_TRY IT_: Each line of the material must reappear unchanged in the answer.

_RECORD EXCERPTS_:
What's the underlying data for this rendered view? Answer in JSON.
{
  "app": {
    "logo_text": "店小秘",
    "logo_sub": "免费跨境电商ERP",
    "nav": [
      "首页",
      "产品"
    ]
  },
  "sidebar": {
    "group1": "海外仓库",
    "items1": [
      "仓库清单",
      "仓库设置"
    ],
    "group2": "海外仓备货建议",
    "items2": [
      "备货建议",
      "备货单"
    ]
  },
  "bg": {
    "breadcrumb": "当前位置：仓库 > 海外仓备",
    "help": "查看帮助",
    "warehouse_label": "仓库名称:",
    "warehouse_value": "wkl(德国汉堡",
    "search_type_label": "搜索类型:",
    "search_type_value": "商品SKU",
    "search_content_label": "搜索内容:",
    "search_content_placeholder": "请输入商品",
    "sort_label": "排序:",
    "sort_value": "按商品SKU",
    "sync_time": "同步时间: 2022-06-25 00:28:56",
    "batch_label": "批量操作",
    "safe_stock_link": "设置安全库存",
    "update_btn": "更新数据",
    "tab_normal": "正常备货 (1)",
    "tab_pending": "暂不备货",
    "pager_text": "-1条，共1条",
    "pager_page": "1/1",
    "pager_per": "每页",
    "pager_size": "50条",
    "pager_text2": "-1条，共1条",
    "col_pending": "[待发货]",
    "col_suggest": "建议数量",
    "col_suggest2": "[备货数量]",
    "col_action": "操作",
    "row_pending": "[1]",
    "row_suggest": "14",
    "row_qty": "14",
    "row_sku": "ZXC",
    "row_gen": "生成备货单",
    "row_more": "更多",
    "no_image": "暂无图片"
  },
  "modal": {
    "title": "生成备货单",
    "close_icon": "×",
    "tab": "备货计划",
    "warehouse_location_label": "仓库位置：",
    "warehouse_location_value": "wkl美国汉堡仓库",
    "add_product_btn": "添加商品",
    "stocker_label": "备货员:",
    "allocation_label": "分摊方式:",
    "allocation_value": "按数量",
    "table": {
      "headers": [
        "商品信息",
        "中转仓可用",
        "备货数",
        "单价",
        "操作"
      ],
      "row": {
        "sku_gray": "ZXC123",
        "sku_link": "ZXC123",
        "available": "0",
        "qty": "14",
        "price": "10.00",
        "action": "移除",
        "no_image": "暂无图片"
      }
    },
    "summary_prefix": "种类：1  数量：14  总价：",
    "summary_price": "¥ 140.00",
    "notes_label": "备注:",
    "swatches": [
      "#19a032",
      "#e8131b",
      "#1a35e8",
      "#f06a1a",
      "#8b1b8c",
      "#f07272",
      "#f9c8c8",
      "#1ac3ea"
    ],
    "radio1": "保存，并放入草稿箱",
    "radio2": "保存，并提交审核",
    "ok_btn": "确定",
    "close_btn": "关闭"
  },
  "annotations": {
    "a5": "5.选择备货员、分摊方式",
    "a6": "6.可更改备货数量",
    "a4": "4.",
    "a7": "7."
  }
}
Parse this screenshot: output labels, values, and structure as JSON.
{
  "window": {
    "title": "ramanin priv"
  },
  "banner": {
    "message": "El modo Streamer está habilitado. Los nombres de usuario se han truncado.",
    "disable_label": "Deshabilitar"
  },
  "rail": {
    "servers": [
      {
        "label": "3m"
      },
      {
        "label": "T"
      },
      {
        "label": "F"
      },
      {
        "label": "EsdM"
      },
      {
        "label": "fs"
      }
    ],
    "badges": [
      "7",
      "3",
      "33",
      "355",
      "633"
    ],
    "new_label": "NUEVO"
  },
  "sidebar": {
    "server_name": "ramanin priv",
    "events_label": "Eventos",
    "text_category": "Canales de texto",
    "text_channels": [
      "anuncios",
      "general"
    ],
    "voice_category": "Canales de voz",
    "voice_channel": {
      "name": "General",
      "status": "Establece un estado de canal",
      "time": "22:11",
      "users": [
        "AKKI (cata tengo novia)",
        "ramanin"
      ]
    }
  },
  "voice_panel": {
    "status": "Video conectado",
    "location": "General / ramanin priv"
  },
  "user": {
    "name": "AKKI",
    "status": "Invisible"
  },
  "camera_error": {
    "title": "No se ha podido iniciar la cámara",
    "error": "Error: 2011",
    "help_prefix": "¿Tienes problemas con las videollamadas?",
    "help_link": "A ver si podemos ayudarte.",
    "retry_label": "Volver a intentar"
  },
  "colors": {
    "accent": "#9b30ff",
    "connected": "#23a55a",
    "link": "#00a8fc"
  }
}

_EXERCISE RESULT_:
What's the underlying data for this rendered view? Answer in JSON.
{
  "app": {
    "logo_text": "店小秘",
    "logo_sub": "免费跨境电商ERP",
    "nav": [
      "首页",
      "产品"
    ]
  },
  "sidebar": {
    "group1": "海外仓库",
    "items1": [
      "仓库清单",
      "仓库设置"
    ],
    "group2": "海外仓备货建议",
    "items2": [
      "备货建议",
      "备货单"
    ]
  },
  "bg": {
    "breadcrumb": "当前位置：仓库 > 海外仓备",
    "help": "查看帮助",
    "warehouse_label": "仓库名称:",
    "warehouse_value": "wkl(德国汉堡",
    "search_type_label": "搜索类型:",
    "search_type_value": "商品SKU",
    "search_content_label": "搜索内容:",
    "search_content_placeholder": "请输入商品",
    "sort_label": "排序:",
    "sort_value": "按商品SKU",
    "sync_time": "同步时间: 2022-06-25 00:28:56",
    "batch_label": "批量操作",
    "safe_stock_link": "设置安全库存",
    "update_btn": "更新数据",
    "tab_normal": "正常备货 (1)",
    "tab_pending": "暂不备货",
    "pager_text": "-1条，共1条",
    "pager_page": "1/1",
    "pager_per": "每页",
    "pager_size": "50条",
    "pager_text2": "-1条，共1条",
    "col_pending": "[待发货]",
    "col_suggest": "建议数量",
    "col_suggest2": "[备货数量]",
    "col_action": "操作",
    "row_pending": "[1]",
    "row_suggest": "14",
    "row_qty": "14",
    "row_sku": "ZXC",
    "row_gen": "生成备货单",
    "row_more": "更多",
    "no_image": "暂无图片"
  },
  "modal": {
    "title": "生成备货单",
    "close_icon": "×",
    "tab": "备货计划",
    "warehouse_location_label": "仓库位置：",
    "warehouse_location_value": "wkl美国汉堡仓库",
    "add_product_btn": "添加商品",
    "stocker_label": "备货员:",
    "allocation_label": "分摊方式:",
    "allocation_value": "按数量",
    "table": {
      "headers": [
        "商品信息",
        "中转仓可用",
        "备货数",
        "单价",
        "操作"
      ],
      "row": {
        "sku_gray": "ZXC123",
        "sku_link": "ZXC123",
        "available": "0",
        "qty": "14",
        "price": "10.00",
        "action": "移除",
        "no_image": "暂无图片"
      }
    },
    "summary_prefix": "种类：1  数量：14  总价：",
    "summary_price": "¥ 140.00",
    "notes_label": "备注:",
    "swatches": [
      "#19a032",
      "#e8131b",
      "#1a35e8",
      "#f06a1a",
      "#8b1b8c",
      "#f07272",
      "#f9c8c8",
      "#1ac3ea"
    ],
    "radio1": "保存，并放入草稿箱",
    "radio2": "保存，并提交审核",
    "ok_btn": "确定",
    "close_btn": "关闭"
  },
  "annotations": {
    "a5": "5.选择备货员、分摊方式",
    "a6": "6.可更改备货数量",
    "a4": "4.",
    "a7": "7."
  }
}
Parse this screenshot: output labels, values, and structure as JSON.
{
  "window": {
    "title": "ramanin priv"
  },
  "banner": {
    "message": "El modo Streamer está habilitado. Los nombres de usuario se han truncado.",
    "disable_label": "Deshabilitar"
  },
  "rail": {
    "servers": [
      {
        "label": "3m"
      },
      {
        "label": "T"
      },
      {
        "label": "F"
      },
      {
        "label": "EsdM"
      },
      {
        "label": "fs"
      }
    ],
    "badges": [
      "7",
      "3",
      "33",
      "355",
      "633"
    ],
    "new_label": "NUEVO"
  },
  "sidebar": {
    "server_name": "ramanin priv",
    "events_label": "Eventos",
    "text_category": "Canales de texto",
    "text_channels": [
      "anuncios",
      "general"
    ],
    "voice_category": "Canales de voz",
    "voice_channel": {
      "name": "General",
      "status": "Establece un estado de canal",
      "time": "22:11",
      "users": [
        "AKKI (cata tengo novia)",
        "ramanin"
      ]
    }
  },
  "voice_panel": {
    "status": "Video conectado",
    "location": "General / ramanin priv"
  },
  "user": {
    "name": "AKKI",
    "status": "Invisible"
  },
  "camera_error": {
    "title": "No se ha podido iniciar la cámara",
    "error": "Error: 2011",
    "help_prefix": "¿Tienes problemas con las videollamadas?",
    "help_link": "A ver si podemos ayudarte.",
    "retry_label": "Volver a intentar"
  },
  "colors": {
    "accent": "#9b30ff",
    "connected": "#23a55a",
    "link": "#00a8fc"
  }
}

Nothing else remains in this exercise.